• Material provided

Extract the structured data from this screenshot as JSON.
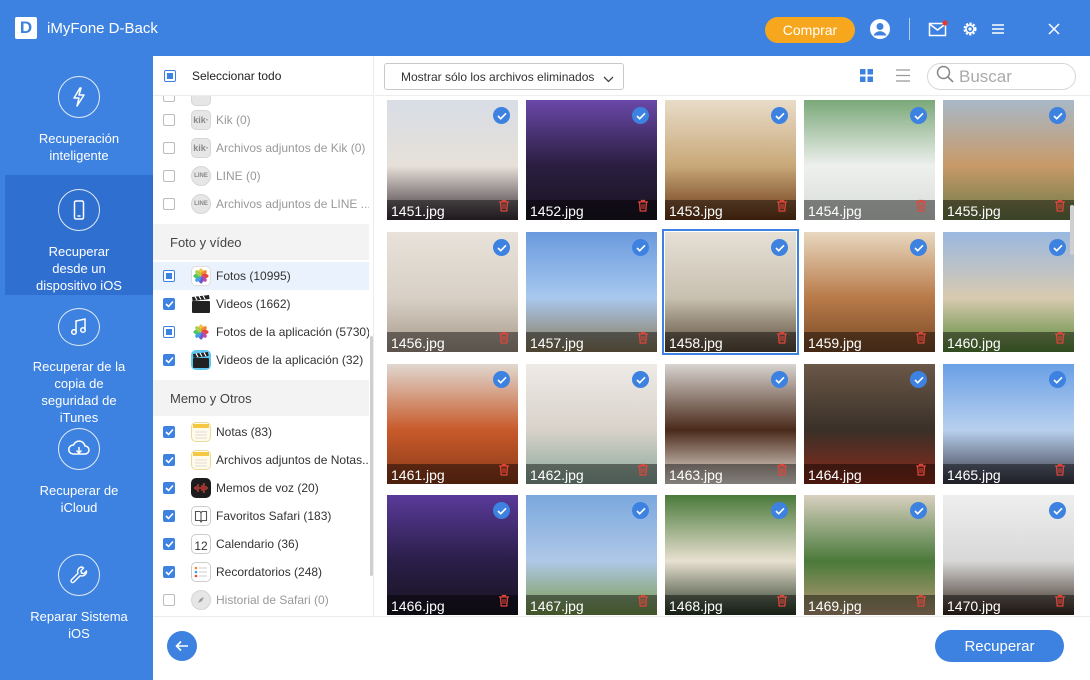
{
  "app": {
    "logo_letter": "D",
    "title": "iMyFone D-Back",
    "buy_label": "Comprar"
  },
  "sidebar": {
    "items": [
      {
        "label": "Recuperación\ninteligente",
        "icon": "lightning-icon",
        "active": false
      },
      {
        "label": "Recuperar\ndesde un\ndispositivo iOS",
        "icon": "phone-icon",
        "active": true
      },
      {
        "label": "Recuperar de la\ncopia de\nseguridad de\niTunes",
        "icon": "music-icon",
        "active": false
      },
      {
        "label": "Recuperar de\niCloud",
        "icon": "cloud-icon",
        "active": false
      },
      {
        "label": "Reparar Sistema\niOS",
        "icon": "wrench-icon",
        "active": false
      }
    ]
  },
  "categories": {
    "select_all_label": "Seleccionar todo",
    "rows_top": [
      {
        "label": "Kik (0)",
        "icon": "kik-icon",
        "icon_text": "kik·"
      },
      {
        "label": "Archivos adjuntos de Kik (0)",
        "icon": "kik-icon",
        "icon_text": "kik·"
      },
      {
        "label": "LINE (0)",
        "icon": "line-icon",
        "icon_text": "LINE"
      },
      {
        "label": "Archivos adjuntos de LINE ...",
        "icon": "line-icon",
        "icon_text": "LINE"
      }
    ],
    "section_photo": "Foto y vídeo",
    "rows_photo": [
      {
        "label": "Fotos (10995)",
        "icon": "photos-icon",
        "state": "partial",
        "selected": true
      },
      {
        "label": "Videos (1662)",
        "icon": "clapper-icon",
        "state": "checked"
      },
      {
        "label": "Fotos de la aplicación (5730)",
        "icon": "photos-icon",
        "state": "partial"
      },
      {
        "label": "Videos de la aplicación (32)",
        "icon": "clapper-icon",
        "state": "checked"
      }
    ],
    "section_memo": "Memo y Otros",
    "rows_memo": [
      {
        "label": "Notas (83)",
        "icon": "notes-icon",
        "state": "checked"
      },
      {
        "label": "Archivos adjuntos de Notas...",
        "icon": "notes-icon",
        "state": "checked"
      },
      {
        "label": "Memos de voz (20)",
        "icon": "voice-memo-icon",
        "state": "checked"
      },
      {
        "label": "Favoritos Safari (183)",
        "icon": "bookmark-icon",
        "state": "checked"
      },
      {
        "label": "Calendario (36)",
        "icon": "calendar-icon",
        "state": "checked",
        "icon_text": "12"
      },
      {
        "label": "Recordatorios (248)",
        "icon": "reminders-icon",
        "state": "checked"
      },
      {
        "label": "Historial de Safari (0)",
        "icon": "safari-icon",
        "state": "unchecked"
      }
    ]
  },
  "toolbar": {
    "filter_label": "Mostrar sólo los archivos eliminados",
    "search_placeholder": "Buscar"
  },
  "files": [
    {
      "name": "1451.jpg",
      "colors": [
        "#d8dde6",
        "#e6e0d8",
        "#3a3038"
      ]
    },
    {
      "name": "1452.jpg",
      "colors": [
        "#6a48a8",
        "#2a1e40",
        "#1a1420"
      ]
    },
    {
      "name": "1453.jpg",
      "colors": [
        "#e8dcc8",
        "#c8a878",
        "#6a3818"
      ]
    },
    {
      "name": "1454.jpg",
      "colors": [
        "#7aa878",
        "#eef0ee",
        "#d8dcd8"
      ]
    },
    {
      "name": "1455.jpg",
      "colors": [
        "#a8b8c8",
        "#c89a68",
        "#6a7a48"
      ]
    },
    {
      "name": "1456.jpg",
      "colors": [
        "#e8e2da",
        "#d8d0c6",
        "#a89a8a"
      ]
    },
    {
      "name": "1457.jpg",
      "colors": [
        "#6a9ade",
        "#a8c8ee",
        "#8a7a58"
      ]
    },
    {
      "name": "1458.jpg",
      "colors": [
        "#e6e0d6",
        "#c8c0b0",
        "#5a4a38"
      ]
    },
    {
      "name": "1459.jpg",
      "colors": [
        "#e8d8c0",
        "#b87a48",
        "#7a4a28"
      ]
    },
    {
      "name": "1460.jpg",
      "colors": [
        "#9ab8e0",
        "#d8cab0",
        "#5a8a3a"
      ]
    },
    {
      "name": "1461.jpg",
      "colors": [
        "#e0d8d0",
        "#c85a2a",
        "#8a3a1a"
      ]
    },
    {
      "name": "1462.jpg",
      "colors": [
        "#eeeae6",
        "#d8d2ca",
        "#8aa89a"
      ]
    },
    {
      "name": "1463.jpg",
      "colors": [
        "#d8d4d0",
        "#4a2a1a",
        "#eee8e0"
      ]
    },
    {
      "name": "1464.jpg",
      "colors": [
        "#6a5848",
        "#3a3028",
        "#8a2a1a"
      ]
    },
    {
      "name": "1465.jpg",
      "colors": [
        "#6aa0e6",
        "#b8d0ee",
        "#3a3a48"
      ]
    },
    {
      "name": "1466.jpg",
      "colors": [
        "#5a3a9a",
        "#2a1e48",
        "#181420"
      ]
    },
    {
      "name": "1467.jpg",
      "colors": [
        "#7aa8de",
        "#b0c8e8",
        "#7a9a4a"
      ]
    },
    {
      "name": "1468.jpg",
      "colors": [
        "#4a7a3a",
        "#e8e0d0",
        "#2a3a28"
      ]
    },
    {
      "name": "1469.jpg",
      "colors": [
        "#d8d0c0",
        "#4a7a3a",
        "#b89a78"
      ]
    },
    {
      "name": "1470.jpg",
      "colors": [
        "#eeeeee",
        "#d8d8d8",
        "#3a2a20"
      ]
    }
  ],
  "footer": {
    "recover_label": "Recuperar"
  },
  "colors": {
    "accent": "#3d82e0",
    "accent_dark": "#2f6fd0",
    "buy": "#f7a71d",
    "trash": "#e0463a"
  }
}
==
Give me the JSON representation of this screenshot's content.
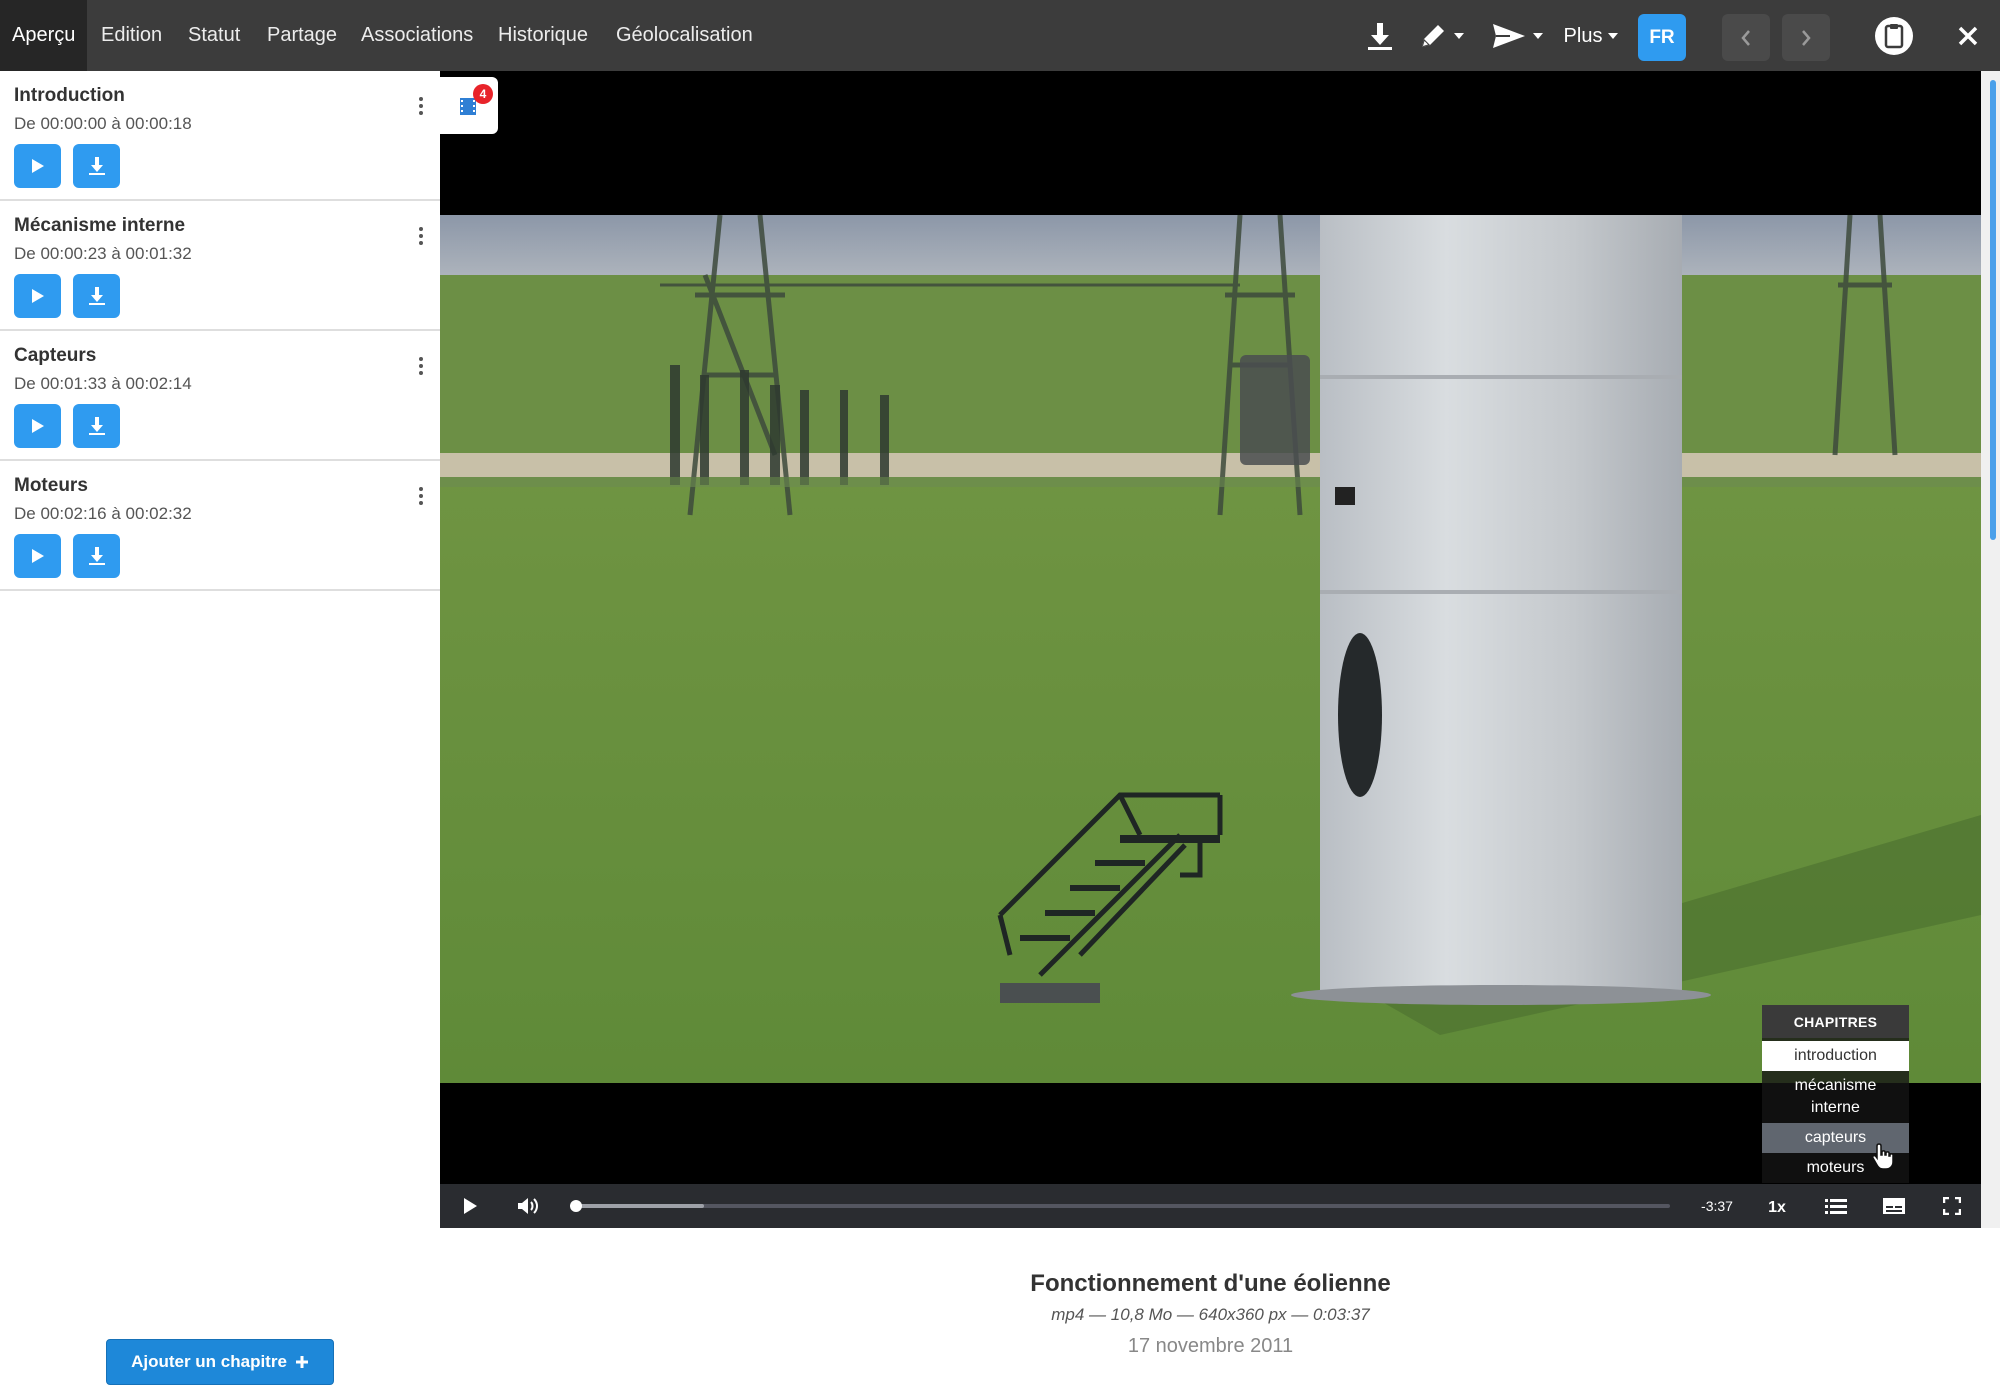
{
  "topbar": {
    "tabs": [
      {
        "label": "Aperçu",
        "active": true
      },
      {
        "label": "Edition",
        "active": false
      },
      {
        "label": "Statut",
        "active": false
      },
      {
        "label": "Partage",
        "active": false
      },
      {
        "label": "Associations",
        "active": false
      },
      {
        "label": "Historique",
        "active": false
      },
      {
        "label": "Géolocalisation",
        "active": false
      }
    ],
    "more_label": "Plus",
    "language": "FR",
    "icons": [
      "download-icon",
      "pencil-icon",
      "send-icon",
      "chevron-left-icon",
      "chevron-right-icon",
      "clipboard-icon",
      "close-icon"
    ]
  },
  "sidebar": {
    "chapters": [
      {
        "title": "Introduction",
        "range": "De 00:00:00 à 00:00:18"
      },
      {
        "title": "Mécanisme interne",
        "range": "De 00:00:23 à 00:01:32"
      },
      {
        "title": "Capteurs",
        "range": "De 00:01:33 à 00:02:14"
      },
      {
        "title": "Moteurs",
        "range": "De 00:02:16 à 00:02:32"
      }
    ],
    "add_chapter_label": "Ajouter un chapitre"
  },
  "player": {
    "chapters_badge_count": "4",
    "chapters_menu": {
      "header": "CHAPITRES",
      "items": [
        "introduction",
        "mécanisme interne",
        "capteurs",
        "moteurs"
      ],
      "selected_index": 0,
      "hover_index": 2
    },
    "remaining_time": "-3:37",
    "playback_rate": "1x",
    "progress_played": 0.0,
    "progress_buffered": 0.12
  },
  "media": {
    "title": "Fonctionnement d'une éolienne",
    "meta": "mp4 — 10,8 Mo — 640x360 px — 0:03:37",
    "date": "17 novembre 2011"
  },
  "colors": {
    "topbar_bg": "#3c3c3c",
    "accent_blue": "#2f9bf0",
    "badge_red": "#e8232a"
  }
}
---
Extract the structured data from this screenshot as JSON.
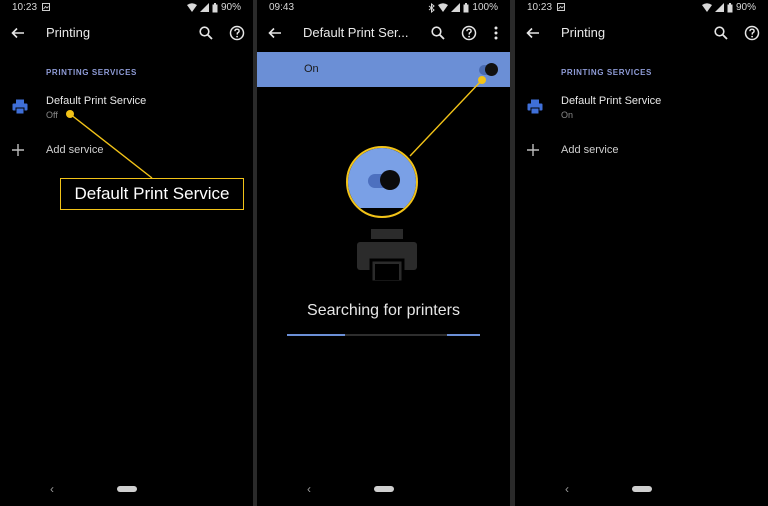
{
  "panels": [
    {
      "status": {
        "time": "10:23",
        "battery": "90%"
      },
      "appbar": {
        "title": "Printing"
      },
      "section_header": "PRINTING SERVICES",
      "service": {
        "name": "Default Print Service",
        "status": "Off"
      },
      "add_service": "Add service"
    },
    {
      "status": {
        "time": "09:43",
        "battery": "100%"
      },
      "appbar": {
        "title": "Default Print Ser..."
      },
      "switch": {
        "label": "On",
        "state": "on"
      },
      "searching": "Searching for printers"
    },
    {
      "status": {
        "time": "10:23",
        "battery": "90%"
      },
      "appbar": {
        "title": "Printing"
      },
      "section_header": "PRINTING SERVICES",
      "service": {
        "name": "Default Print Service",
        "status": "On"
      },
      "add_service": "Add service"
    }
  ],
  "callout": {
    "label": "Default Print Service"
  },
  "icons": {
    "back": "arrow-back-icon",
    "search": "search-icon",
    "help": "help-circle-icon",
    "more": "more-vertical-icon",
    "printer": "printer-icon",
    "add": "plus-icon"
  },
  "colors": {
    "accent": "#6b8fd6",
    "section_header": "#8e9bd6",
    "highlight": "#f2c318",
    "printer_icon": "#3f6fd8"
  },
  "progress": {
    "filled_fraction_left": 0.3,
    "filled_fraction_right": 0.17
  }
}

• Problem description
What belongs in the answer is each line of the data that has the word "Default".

• Answer space
        "name": "Default Print Service",
        "title": "Default Print Ser..."
        "name": "Default Print Service",
    "label": "Default Print Service"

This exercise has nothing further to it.